One of the biggest challenges GRB faced as a pioneer in using shrink sleeves on cans was that cold-filling at around 32 deg F creates condensation on the cans and leads to a problem: Sleeve labels do not slide as easily down wet cans as dry. An air knife upstream of the sleeve applicator removes much of the rinse water and condensation from the cans, but enough remains to prevent the sleeves from being tamped completely down over the cans. That's where Louisiana native Krutzfeldt conducted what he calls "a little southern-style" engineering: A home-made secondary tamping device consisting of a reciprocating bar situated between the sleeve applicator and the heat tunnel. It augments the applicator's automatic sleeve application and fully seats the sleeves over the can body prior to entering the shrink tunnel.
The sleeved cans continue on through a dry-heat tunnel selected for economics and start-up simplicity. Due to a boiler upgrade, Krutzfeldt is considering moving in the future to a steam tunnel that has now become a viable option and that would provide a more aesthetically pleasing shrink quality.

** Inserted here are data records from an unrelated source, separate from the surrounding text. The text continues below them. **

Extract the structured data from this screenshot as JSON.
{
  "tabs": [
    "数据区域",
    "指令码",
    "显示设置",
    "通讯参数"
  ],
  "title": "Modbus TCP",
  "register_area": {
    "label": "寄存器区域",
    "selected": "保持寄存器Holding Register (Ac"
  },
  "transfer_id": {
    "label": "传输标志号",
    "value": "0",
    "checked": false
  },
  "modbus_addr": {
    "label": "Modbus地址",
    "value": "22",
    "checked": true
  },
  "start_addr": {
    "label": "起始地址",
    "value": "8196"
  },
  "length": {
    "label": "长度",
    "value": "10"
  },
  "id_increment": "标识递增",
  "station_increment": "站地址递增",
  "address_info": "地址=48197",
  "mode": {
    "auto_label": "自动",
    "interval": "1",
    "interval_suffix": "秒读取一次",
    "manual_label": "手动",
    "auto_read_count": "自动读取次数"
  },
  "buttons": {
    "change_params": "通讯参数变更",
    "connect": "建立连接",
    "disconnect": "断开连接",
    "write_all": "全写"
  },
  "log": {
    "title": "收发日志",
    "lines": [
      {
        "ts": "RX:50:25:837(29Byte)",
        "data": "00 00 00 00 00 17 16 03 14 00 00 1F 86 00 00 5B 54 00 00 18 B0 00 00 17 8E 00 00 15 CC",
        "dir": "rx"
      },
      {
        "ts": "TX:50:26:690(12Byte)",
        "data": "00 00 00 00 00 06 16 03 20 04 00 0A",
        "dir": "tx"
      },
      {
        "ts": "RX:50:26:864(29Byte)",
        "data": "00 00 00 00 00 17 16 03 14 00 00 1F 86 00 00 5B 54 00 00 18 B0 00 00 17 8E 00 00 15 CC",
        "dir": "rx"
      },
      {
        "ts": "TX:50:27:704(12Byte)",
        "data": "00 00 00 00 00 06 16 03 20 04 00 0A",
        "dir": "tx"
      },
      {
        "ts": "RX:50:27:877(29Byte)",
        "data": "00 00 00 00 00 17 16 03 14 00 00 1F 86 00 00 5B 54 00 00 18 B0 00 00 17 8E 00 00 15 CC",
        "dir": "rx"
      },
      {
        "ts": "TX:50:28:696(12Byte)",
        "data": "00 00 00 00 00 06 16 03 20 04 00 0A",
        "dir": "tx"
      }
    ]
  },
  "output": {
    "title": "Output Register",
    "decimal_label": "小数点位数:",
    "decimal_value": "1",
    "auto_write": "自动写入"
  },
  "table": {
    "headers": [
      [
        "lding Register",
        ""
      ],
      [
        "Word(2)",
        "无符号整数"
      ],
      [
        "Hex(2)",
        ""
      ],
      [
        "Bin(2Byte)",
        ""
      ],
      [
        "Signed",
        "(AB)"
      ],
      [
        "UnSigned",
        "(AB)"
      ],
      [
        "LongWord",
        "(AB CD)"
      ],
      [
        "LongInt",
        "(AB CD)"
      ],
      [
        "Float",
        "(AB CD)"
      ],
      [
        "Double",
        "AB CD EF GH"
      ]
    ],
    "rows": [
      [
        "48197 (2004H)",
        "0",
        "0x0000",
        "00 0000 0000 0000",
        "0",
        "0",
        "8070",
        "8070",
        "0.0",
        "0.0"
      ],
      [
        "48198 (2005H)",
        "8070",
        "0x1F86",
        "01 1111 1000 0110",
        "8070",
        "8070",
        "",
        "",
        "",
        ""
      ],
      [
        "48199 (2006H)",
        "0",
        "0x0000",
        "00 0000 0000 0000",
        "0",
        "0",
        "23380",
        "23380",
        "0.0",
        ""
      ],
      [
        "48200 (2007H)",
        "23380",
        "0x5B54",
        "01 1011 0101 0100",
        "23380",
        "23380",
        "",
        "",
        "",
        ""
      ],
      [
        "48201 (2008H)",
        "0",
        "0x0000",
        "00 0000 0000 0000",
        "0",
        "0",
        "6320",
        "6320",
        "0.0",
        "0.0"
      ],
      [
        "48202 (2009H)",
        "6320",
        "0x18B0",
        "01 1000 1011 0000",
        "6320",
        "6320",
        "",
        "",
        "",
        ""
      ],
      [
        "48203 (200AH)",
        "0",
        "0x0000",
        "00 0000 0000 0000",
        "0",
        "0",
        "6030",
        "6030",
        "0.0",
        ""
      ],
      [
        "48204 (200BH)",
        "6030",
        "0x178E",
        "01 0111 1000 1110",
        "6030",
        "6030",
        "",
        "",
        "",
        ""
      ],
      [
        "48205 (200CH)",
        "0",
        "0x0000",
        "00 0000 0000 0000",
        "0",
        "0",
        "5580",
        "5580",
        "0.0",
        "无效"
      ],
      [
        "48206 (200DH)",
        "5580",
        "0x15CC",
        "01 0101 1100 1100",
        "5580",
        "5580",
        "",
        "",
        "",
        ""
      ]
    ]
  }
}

The shrink-sleeved cans exit the tunnel where they are manually packed using a QuadPak four-can can carrier ring from PakTech. The carrier color of red, black or green is coordinated with the product and label. Made of high-density polyethylene and 100 percent recyclable, the can carrier permits stacking into towers, a key reason Krutzfeldt selected it.
Another reason is more personal. "I grew up in south Louisiana where we're duck hunters from way back," he relates. "Down there you would occasionally see the old six-pack rings caught around a duck's head. When I saw the PakTech product at a brewing tradeshow, I liked it right away."
About 70 percent of its production is for cans, the remainder is kegged beer.
In 2012, the operation canned a total of 10 products consisting of house and seasonal beers plus one carbonated soft drink. With the flexibility afforded by sleeve labeling, Krutzfeldt expects to add seven new beers in 2013.
Like the river, Great River Brewery will continue rolling onward.
Multi-Color Corp., 513-381-1480
Rexam Beverage Can Americas,
Wild Goose Canning Technologies Inc., 720-406-7442
SIDEBAR: Upstream beer packaging
The line is operated during afternoons four days weekly, which is enough time to drain one of the 20-barrel tanks located in an adjacent beer processing area.
During Packaging Digest's early December visit, the line was canning root beer, a recent addition to its product mix. Operating in the range of 20 to 30 cans per minute, production starts with the bulk infeed system fed cans from stretch-wrapped pallets layer by layer by an operator.
Supplied by Rexam, the cans are inverted and cleaned via air and water through a twist section from the Wild Goose Canning division of Wild Goose Engineering. Cans are conveyed upright to a Wild Goose-supplied Model MC-250 filler equipped with a PLC and pneumatics from Festo and a touchscreen operator panel. The indexing filling system advances four cans at a time, first beneath plunging carbon dioxide purge tubes to reduce the oxygen levels in the cans and then on to the four-up plunging filling heads. A nice engineering touch is that the removal of spacers permits an easy and, according to co-owner Paul Krutzfeldt, "pretty neat" changeover to 12-oz cans, though GRB has not run that size yet.
The cans are released to beneath an "end dropper" where the cans snag a can end as they are conveyed past. Next is a patented, cam-driven two-stage seamer from Wild Goose positioned ahead of a sharp 90-deg conveyor turn that takes the cans through a Wild Goose water-spray and air knife process to rinse and dry the cans before sleeving.
"It's all in one nice and tidy 8-ft conveyor section," adds Krutzfeldt of the Wild Goose equipment.